Standard SN analysis engine.
ScaleFactor
This scale factor will be applied to all stresses before the fatigue calculation.
ThicknessCorrection
(True/False). See above.
BackCalcMode
Back calculation mode works in the same way as for the standard SN analysis engine.
EventProcessing
This property controls the handling of duty cycles across events. In principle, and specifically as regards
rainflow counting, duty cycles are handled in the same way as for the Standard SN analysis engine.
Independent
Each unique event in the duty is calculated separately. Each event uses the average bending ratio
calculated from that event only.
CombinedFull
The whole duty cycle is logically concatenated and processed as if it were one long event, including all
repeats of all events in the correct sequence. The bending ratio values calculated (and used for
interpolation) represent the whole duty cycle.
CombinedFast
See the section on the Standard SN Analysis Engine. Note that the average bending ratio used for the
fatigue calculation (and the other bending ratio statistics) are determined over the whole of the duty
cycle, taking into account the number of repeats of each event.
OutputEventResults
True
Results are output for each event that contributes to the duty cycle, in addition to the summary results for
the whole duty cycle.
False
Only summary results for the whole duty cycle are written out.
CheckStaticFailure
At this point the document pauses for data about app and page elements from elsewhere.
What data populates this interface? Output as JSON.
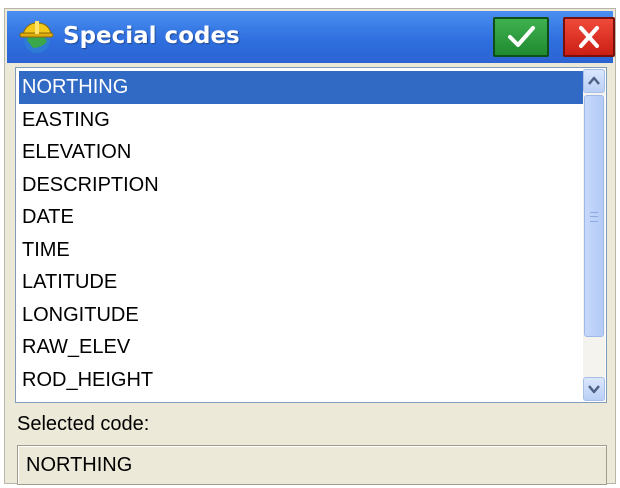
{
  "window": {
    "title": "Special codes",
    "icon": "hardhat-globe-icon",
    "ok_icon": "checkmark-icon",
    "cancel_icon": "close-icon"
  },
  "codes": [
    "NORTHING",
    "EASTING",
    "ELEVATION",
    "DESCRIPTION",
    "DATE",
    "TIME",
    "LATITUDE",
    "LONGITUDE",
    "RAW_ELEV",
    "ROD_HEIGHT"
  ],
  "selected_index": 0,
  "selected_section": {
    "label": "Selected code:",
    "value": "NORTHING"
  },
  "colors": {
    "title_bar": "#2f6fdf",
    "selection": "#316ac5",
    "ok_button": "#2a9b3b",
    "cancel_button": "#e0281b"
  }
}
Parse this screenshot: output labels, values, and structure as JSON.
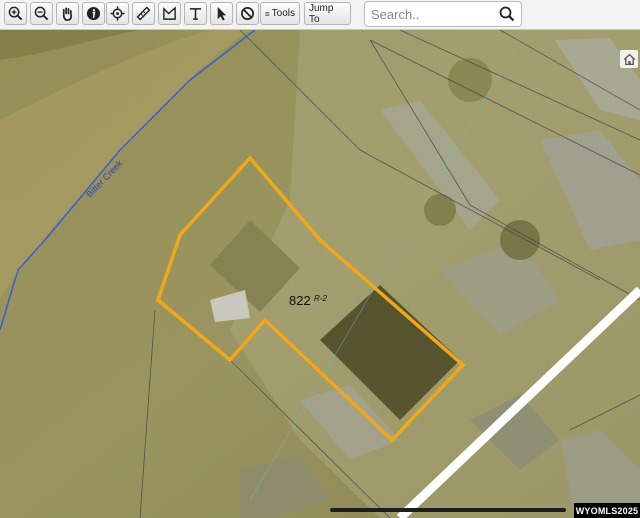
{
  "toolbar": {
    "buttons": [
      {
        "name": "zoom-in-icon"
      },
      {
        "name": "zoom-out-icon"
      },
      {
        "name": "pan-hand-icon"
      },
      {
        "name": "info-icon"
      },
      {
        "name": "locate-icon"
      },
      {
        "name": "measure-ruler-icon"
      },
      {
        "name": "measure-area-icon"
      },
      {
        "name": "text-tool-icon"
      },
      {
        "name": "select-pointer-icon"
      },
      {
        "name": "clear-icon"
      }
    ],
    "tools_label": "Tools",
    "jump_to_label": "Jump To"
  },
  "search": {
    "placeholder": "Search.."
  },
  "map": {
    "parcel_label": "822",
    "parcel_sublabel": "R-2",
    "creek_label": "Bitter Creek",
    "parcel_color": "#f0a818",
    "creek_color": "#3a5fd0",
    "road_color": "#ffffff"
  },
  "watermark": "WYOMLS2025"
}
This works in the same way as for the Standard SN engine.
Note:
This property should be set to False for seamweld calculations. If not, then in addition
to a static failure check being made which is not validated, the low cycle end of the SN
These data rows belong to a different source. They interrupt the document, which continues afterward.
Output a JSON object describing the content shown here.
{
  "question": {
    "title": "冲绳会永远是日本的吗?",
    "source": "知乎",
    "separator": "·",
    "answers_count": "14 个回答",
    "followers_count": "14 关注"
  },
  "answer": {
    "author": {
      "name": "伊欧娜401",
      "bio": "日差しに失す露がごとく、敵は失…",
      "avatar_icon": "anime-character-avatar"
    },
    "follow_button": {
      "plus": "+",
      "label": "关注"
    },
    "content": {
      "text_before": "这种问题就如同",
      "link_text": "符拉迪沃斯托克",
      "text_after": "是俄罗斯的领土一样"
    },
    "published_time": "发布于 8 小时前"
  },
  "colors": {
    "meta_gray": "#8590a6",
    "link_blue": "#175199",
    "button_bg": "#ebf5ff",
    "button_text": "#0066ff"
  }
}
curve will be modified using the UTS. This modification of the curve is not required for
seamweld fatigue and will result in unrealistically large damage values in the low cycle
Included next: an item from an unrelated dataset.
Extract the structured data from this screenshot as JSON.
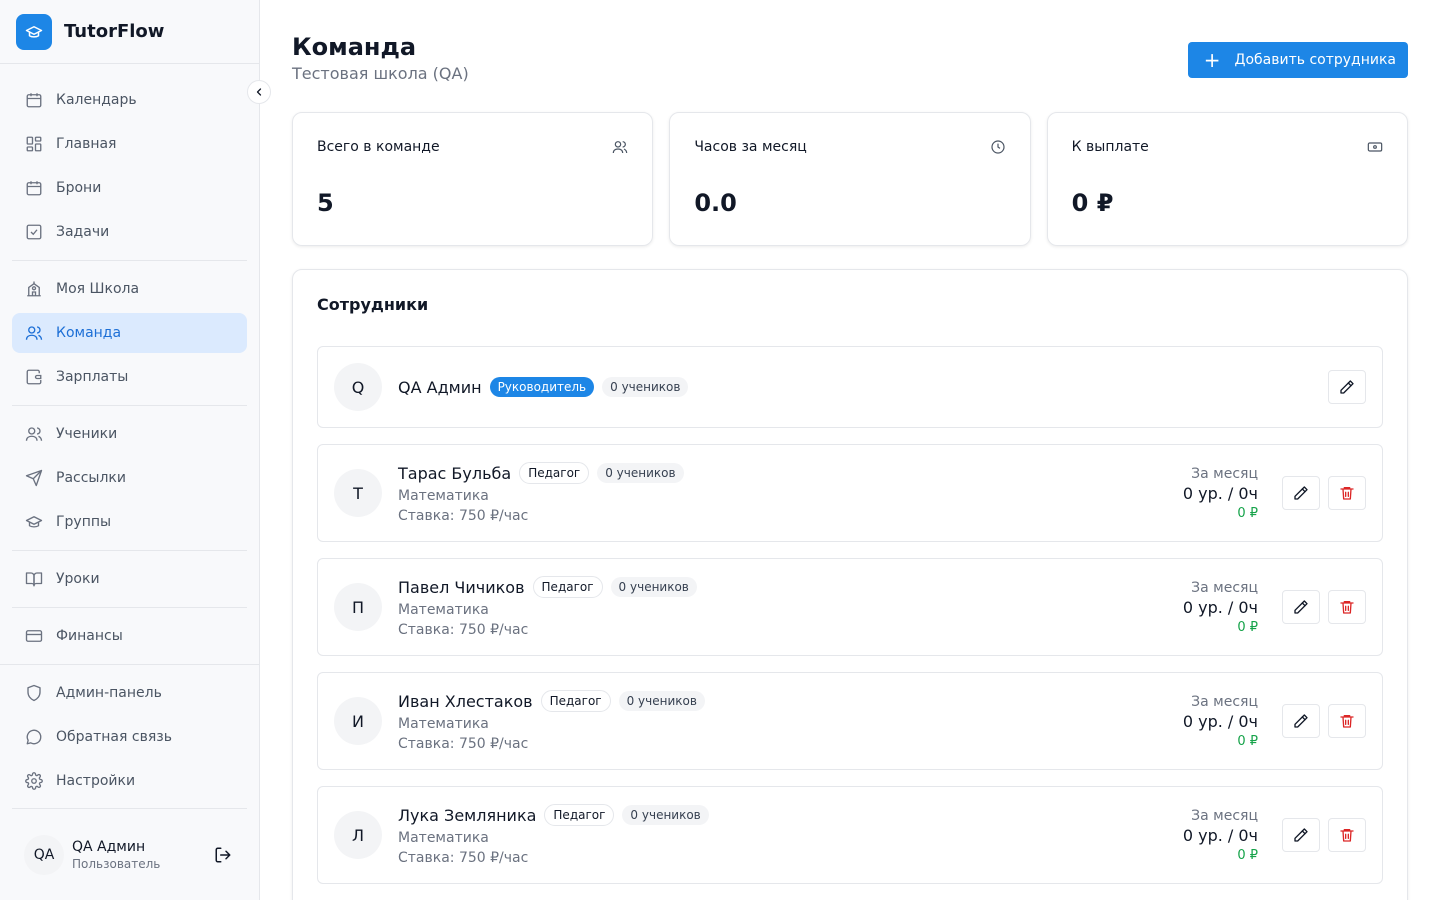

regime.
Damage Floor
This is the calculated damage value below which the damage is set to zero. The default value is zero, i.e.,
damage is always reported as calculated.
MaxDamage
This is the maximum damage that can be reported for each cycle. If the calculated damage for a single
cycle exceeds this value, it is set back to this value, unless this value is set to 0, in which case it is ignored.
StaticFailureDamage
Note:
CHAPTER 5 227
Analysis Runs
CHAPTER 5 229
Analysis Runs
Results
Results
Results
As regards the Results processing options, most of the outputs have been discussed in the above analysis
engine discussions. Additional information on the Miners sum and Equivalent units settings on the
results postprocessors is provided below.
The fatigue analysis engines (with the exception of the Standard Assessment engine and the Dang Van
engine) calculate fatigue damage. The translation of damage into life is left to the postprocessor, which
provides the output for contour plotting or tabulation. By default:
Life = 1/Damage and is expressed in Repeats
If MinersSum is set to another value
Life(Repeats) = (MinersSum)/Damage
The ability to change the Miners sum provides a simple way to make the life prediction more or less
conservative. For example, some calculation methods require the Miners sum to be set to 0.3 or 0.5 for
variable amplitude loadings.
We have seen that by default, nCodeDT provides fatigue analysis life predictions in units of Repeats, i.e.,
it predicts how often the applied loading, whether a time history or duty cycle etc., could be repeated
before failure. Sometimes it may be convenient to get results in units that are more meaningful to the user,
e.g., laps of a test track, equivalent hours, years, etc. This can be achieved by setting equivalent units.
If NumEquivUnits (number of equivalent units) and EquivUnits (equivalent units) are set, then in
addition to the life in Repeats, an additional column of results Eq Life (equivalent life) is output in the
Equivalent Units
Eq Life = Life(Repeats) x (NumEquivUnits) expressed in EquivUnits.
480
277
300
45
0.96
470
271
300
60
1.03
473
273
300
90
1.23
23
565
141
300
45
1.01
10
540
135
300
90
1.10
10
11
228
132
0.95
12
245
142
90
120
20
13
300
50
0.93
14
227
0.97
15
320
76
0.85
15
16
242
0.91
CHAPTER 6 233
Results
17
277
160
65
90
0.98
02
18
541
70
0.98
19
491
144
0.98
20
411
205
1.00
21
328
285
0.93
22
180
334
0.94
23
354
177
0.98
24
265
230
0.96
25
155
276
0.94
26
186
235
1.02
27
296
171
1.08
28
150
181
90
1.08
29
258
129
90
122
22
30
304
64
90
1.03